Anyone guilty of eyeing those colorful, cartoonlike cartons of Ben and Jerry's ice cream knows one thing, packaging sells. There are times, however, when a product should just speak for itself--at least the organizing committee behind Hopkins' 29th annual Spring Fair thinks so.
Doing away with the long-standing tradition of fair themes, this year's installment is simply being called Spring Fair 2000. The no-frills name is part of a "more businesslike approach" to the three-day event, which will begin at noon on Friday, April 14.
The entirely student-run festival is one of the largest of its kind, typically drawing more than 100,000 visitors to the Homewood campus for fun, food and music.
Allison Ross, co-chair of the festival, said the committee broke from tradition because it felt themes partly obscured the fair and that theme names, such as recent festival monikers Odyssey and Jackpot '99, might have confused the public.
"Some people thought [the themes] were a separate event," said Ross, a senior majoring in sociology. "We wanted to bring the focus back on the fair. It's part of our long-term sponsorship strategy."
The committee also made an attempt at branding the festival by creating a new Spring Fair logo, a piece of artwork that committee members hope will be employed by future event organizers.

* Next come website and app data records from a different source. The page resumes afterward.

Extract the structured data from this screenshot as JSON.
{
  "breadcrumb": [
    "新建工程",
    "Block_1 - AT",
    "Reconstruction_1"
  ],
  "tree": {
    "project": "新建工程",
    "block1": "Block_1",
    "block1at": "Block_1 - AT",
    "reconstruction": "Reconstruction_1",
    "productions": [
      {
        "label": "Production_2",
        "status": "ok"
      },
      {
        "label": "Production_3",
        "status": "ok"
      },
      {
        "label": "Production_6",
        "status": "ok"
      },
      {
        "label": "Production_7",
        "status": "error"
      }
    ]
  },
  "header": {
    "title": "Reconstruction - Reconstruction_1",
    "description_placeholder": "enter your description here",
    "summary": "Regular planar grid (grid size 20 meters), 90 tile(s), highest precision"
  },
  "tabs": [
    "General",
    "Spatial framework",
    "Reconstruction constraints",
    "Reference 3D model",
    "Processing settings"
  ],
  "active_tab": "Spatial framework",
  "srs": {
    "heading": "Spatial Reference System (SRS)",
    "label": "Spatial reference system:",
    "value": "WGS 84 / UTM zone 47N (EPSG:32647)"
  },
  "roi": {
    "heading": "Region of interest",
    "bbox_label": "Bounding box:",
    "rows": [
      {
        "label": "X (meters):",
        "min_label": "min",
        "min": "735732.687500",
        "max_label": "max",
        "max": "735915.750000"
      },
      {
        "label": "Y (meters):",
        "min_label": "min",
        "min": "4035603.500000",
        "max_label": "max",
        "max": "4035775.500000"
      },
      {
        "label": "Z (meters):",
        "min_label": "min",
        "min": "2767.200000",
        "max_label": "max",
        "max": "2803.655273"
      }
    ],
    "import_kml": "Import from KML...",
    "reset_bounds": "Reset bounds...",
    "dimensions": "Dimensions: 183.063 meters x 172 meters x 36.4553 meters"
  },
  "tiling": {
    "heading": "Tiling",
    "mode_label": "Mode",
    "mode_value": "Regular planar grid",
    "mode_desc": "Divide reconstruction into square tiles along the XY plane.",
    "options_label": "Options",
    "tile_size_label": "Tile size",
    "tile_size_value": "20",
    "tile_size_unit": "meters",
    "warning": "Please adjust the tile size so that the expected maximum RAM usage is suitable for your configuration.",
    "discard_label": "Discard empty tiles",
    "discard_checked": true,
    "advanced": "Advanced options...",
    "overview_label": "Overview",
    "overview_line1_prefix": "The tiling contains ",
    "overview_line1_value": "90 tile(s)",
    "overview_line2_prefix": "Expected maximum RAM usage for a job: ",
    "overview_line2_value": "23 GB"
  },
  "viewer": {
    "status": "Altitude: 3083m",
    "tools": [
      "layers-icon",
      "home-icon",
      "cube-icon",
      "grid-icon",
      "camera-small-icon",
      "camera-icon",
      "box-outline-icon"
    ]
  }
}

Other marketing devices include running short advertisements before coming attractions at two area movie theaters and airing frequent radio spots on local stations B102.7 and 98 Rock.
"We also have a commercial running on UPN 24, not to mention the posters we have put up just about everywhere," said Katie Rieder, the festival's other co-chair and a senior majoring in art history. "Now we are just hoping for good weather."
The fair itself, Ross said, will stay relatively the same. Spring Fair is run by a 40-member staff and includes live music, arts and crafts, games and carnival rides for children, food vendors and a beer garden.
Some of the highlights include an antique car show and musical performances by O'Malley's March, fronted by Baltimore mayor Martin O'Malley, and by Tim Reynolds, a songwriter/guitar player widely known for his studio work and live performances with the Dave Matthews Band.
This year also features the American Cancer Society's Relay for Life, an over-night team event to raise funds to fight cancer. The event will begin with a candlight ceremony at 7 p.m. on April 14 at the White Athletic Center practice field.
Other weekend events include a Friday night a cappella concert featuring Hopkins' Vocal Chords and groups from other universities, at 7 p.m., in Bloomberg's Schafler Auditorium; a pair of lacrosse games pitting Hopkins against the University of Maryland, both on Saturday at Homewood Field--women's at 5:30 p.m. and men's at 8 p.m.; and the New York Comedy Film Festival, at 9:30 p.m. on Saturday, Shriver Hall.
Daytime festival hours are noon to 6 p.m. on Friday and 10 a.m. to 6 p.m. on Saturday and Sunday; admission and parking are free. The beer garden is open noon to 7 p.m. on Friday and Saturday and noon to 5 p.m. on Sunday. Mayor O'Malley brings O'Malley's March to the B102.7 stage, outside Shriver, at 1:15 p.m. on Saturday. Tickets are required for Tim Reynolds, who kicks off the weekend at 8 p.m. on Thursday, April 13, in Shriver Hall.
For more information on Spring Fair events, call 410-516-7692 or visit www.jhu.edu/~spfair".
Also scheduled for Spring Fair weekend is the third annual JHU Film Festival; for details, see below.